In the wake of digitalisation and global connectivity, music, including other media content, has been freed from its physical medium. Depending on one’s point of view, this liberation could be good or bad. The fact is, this process has changed the music industry and music scene forever. Under the motto MUSIC RELEASED, the WORD! conference of the Berlin Music Week 2014 will address these processes, introduce new players and stakeholders, and shine a light on economic structures, while also presenting a whole new way of looking at the music industry.
Music interactive, tech & startups
What happens when music is set free? It’s not just about new digital players entering the field, sometimes the starters have to get off the pitch or find new positions. To some extent, the rules of the game have changed, or a game changer, like Apple in its time, comes along and completely levels the playing field with a new device and its associated ecosystem. >> All panels
Recorded and VUT Indie Days
Germany’s largest platform for recorded music, VUT Indie Days, has become a key part of WORD! and primarily attracts professionals from home and abroad. Besides keynote speeches, panels, speed meetings, elevator pitches and synch sessions, the Postbahnhof venue provides a product space with room for lounges and promotional offers, including business receptions and power lunches. After the successful debut of the VIA! VUT Indie Awards last year, the award ceremony will also be held this year to mark the conclusion of Indie Days. >> All panels
Conditions for producing pop culture
In terms of MUSIC RELEASED, digitalisation has reshaped economic conditions as well as the playing field for stakeholders in the music industry – ranging from artists to music journalists. New players, such as streaming portals, have entered the scene and subsequently restructured processes and revenue streams. On one hand, there are more opportunities to participate in cultural productions, yet, on the other, a few stakeholders are centralising economic processes via their platforms. Making music, distributing it and writing about it used to be, more often than not, motivated by a passion and from within and could only sustain the livelihood of its protagonists for a short time. The digital landscape is constantly shifting depending on grey areas, legality and cooperative agreements. What were once considered unusual forms of financing pop culture, such as crowdfunding and venture capital, are now going mainstream. How can pop culture continue to be produced sustainably? Who belongs to the music industry system now, and how have freedoms, interdependences and collaborations changed? What role does new technology play? This thematic thread will analyse current conditions for producing pop culture from different perspectives. >> All panels
The theme of diversity will be used to collect various perspectives that are rarely the focus of events or the western mainstream music industry, yet are still interesting and relevant for further reflection on the music business and music culture.
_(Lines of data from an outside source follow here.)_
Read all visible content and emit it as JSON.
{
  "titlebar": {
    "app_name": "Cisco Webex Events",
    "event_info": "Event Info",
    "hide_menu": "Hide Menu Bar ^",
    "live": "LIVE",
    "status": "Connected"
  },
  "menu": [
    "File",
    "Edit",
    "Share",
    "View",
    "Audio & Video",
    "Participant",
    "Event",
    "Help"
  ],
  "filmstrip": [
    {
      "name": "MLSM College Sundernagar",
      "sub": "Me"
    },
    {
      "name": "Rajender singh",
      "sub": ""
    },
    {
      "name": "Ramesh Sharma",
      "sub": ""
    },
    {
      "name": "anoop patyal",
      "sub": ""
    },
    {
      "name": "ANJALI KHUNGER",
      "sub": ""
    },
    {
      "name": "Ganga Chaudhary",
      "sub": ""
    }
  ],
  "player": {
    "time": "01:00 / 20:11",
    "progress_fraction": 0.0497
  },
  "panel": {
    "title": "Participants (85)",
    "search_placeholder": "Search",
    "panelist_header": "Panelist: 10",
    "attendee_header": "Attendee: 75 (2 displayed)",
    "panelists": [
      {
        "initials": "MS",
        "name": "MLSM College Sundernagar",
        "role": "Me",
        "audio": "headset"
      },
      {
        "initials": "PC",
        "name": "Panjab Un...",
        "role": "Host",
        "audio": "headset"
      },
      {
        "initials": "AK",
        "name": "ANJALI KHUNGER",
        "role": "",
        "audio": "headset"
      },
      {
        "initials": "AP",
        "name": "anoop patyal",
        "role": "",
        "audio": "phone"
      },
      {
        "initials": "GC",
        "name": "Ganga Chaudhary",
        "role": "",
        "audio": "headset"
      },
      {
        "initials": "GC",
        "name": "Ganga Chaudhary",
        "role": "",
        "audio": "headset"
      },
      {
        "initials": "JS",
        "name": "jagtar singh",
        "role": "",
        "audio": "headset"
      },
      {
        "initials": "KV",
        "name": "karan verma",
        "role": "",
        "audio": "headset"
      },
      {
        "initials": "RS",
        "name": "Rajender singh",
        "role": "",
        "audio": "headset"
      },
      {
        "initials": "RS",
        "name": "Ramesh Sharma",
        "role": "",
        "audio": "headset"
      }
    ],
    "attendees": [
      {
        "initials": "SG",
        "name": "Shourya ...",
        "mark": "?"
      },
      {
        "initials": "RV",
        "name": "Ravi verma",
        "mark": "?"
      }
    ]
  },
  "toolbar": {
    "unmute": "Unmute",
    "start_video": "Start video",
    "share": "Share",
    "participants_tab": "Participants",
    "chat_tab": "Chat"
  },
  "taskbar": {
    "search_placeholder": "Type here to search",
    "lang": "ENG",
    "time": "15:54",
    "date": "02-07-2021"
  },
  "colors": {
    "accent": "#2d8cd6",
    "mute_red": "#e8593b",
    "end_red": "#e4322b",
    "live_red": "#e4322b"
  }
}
These issues, including other developments in the music industry in various countries, which have so far been discussed primarily at the edges of the German music industry, will be presented. It will also offer a stage to individuals and groups outside of the mainstream on which to present their ideas and developments.
>> All panels